TASK OBJECTIVE:
Using the word "PLATAFORMA" as the filter, copy each matching line from the records.

_ _ _ _ _ _ _

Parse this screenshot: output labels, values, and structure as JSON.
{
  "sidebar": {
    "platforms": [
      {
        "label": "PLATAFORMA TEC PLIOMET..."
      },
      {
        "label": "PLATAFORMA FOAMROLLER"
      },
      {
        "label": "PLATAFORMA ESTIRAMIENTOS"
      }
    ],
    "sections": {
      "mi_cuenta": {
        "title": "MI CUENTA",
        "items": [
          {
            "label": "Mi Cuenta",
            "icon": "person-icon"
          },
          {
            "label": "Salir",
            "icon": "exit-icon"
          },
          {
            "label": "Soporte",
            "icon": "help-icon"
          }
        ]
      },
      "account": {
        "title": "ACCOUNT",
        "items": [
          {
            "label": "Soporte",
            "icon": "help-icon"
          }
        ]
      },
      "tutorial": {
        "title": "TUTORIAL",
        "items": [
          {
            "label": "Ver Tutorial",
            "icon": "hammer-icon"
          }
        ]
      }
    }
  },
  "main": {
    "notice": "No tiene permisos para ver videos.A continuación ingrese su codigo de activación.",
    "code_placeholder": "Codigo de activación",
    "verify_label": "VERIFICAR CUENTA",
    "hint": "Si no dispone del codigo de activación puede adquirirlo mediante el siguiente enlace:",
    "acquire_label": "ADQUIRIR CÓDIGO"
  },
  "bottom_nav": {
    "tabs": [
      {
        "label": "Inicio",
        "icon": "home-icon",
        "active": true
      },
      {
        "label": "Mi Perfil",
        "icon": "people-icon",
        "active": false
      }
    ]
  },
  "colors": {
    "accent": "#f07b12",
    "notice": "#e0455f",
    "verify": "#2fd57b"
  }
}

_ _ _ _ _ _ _

RESULT:
        "label": "PLATAFORMA TEC PLIOMET..."
        "label": "PLATAFORMA FOAMROLLER"
        "label": "PLATAFORMA ESTIRAMIENTOS"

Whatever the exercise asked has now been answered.